My Santiago sightseeing took place piecemeal while I was traveling in Chile. First there was my amazing day of wine tasting in the Maipo Valley, then came my evening of exploring bits and pieces of the Santiago restaurant scene after a day in Valparaiso. But it was only on my last day in Chile that I had the opportunity to spend a significant amount of time exploring the city center.
My flight from Punta Arenas to Santiago arrived in the afternoon. After two weeks of popping in and out of Santiago, I knew the airport bus well. After dropping my bags off at the left luggage office at Santiago airport, I hopped on board for the 30-minute ride to the Los Heroes metro station. Alighting, I walked east along the busy road.
I didn’t have a set agenda for my Santiago sightseeing, so I decided to let the day take me where it would. First I passed by a large square flanked by government buildings and presided over by the largest national flag I’ve ever seen. Then I came across the main building of the Universidad de Chile in all of its historic grandeur.
Shortly thereafter I meandered through the pretty cobbled streets of Londres and Paris before making my way up San Francisco street. Between the three street names, I felt very much at home in Santiago.
Crossing the street, I worked my way north, where crowds of people spent their Saturday perusing the pedestrianized shopping street leading up to the Plaza de Armas. The plaza itself was bustling. An outdoor concert drew a large crowd, and an open-air art fair attracted others. Lining the square was an eclectic mix of buildings ranging from the historic Cathedral of Santiago to several museums to modern office buildings.

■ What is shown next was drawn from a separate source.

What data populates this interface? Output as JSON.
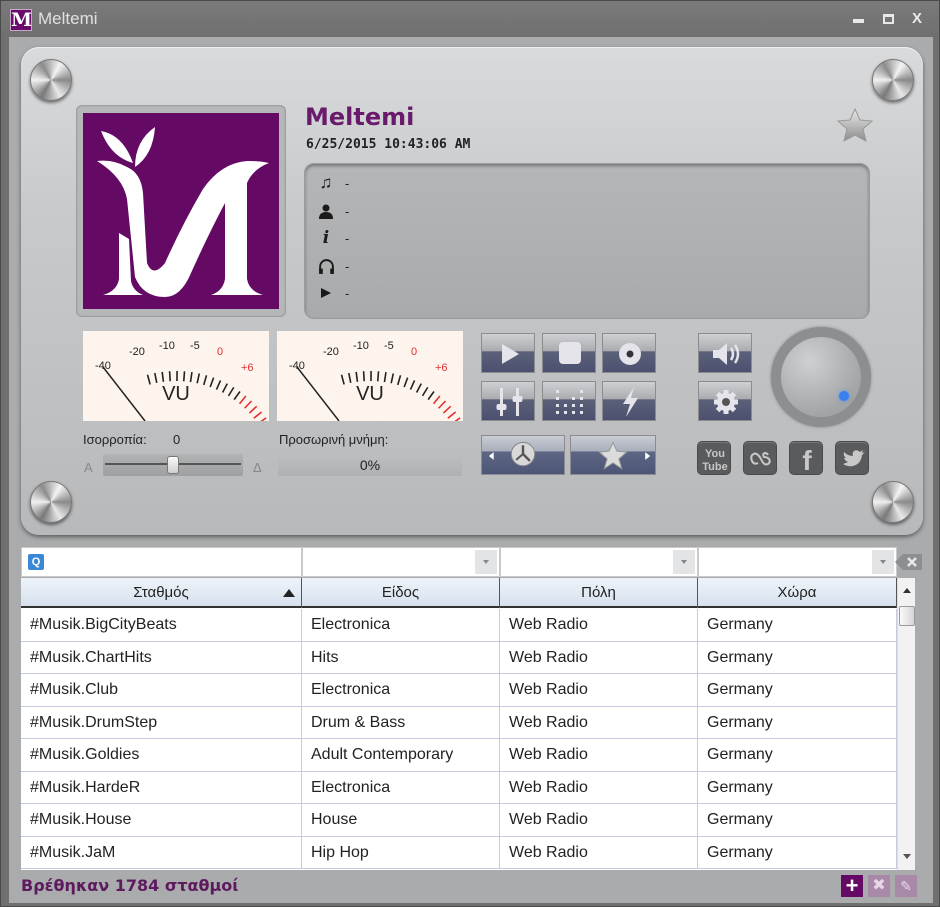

Continuing north, I found myself in the Parque Forestal, a pleasant strip of green space sandwiched between two major roads. In front of me was the beautiful Museo de Bellas Artes.
From there I headed south again and found myself in front of a large elevator attached to the side of an inner-city mountain. Intrigued, I hopped on board. About half way up, I remembered my crippling fear of heights, and sprinted out of the glass box as soon as I reached the top.
Suddenly I found myself in a serene garden, complete with fountains, flowers, and other flora. Cerro Santa Lucia was a beautiful place of respite from the busy city below, with equally stunning views of the city and the Andes in the distance. I spent some time walking around and soaking up the calm before taking the elevator back down to street level. I held my breath the whole way.
By that time I was starting to get hungry. Disappointed that I hadn’t been able to try the food at Coquinaria the last time I was in Santiago, I took the metro from Santa Lucia to Tobalaba and walked through the quiet leafy neighborhood back to the cafe. I arrived at 5pm to learn that they weren’t serving much besides small bites, but I was still able to order some ceviche and a great glass of pinot noir.
Afterwards I was still hungry, so I did as I saw many of the locals do: I went inside and got ice cream. Then I took it across the street to the park and ate my chocolate-and-orange helado while sitting on a bench in the late afternoon sun. I can’t remember the last time I ate ice cream in a park, but the experience was so pleasant that I vowed to make a habit of it.
Not done being hungry, I made my way to a nearby restaurant called Oporto and settled in for dinner. Despite the fact that I arrived at 8pm and stayed until 10, I was the only diner in the whole place. I had a decent meal of prawns and risotto, although the service was surprisingly slow given that I was the only one there.
When I finished my meal, I made my way back to Santiago airport and checked in for my slightly delayed flight to Dallas. I quickly stopped by the Admirals Club for some snacks and a shower, then hopped on my flight to enjoy the penultimate business class upgrade of my trip to Chile.
As the plane took off and I settled into my last glass of Chilean Carmenere, I waved good-bye to the city of Santiago and to Chile as a whole, thankful for the two amazing weeks in which it had shown me everything from busy cities to dry deserts to monumental moai to grey glaciers.
There was more geographic diversity in that one country than in some areas far larger, and I was happy to have had the experience of covering even the trace amounts that I was able to see. As for the rest, there’s sure to be a next time in Santiago and the rest of Chile.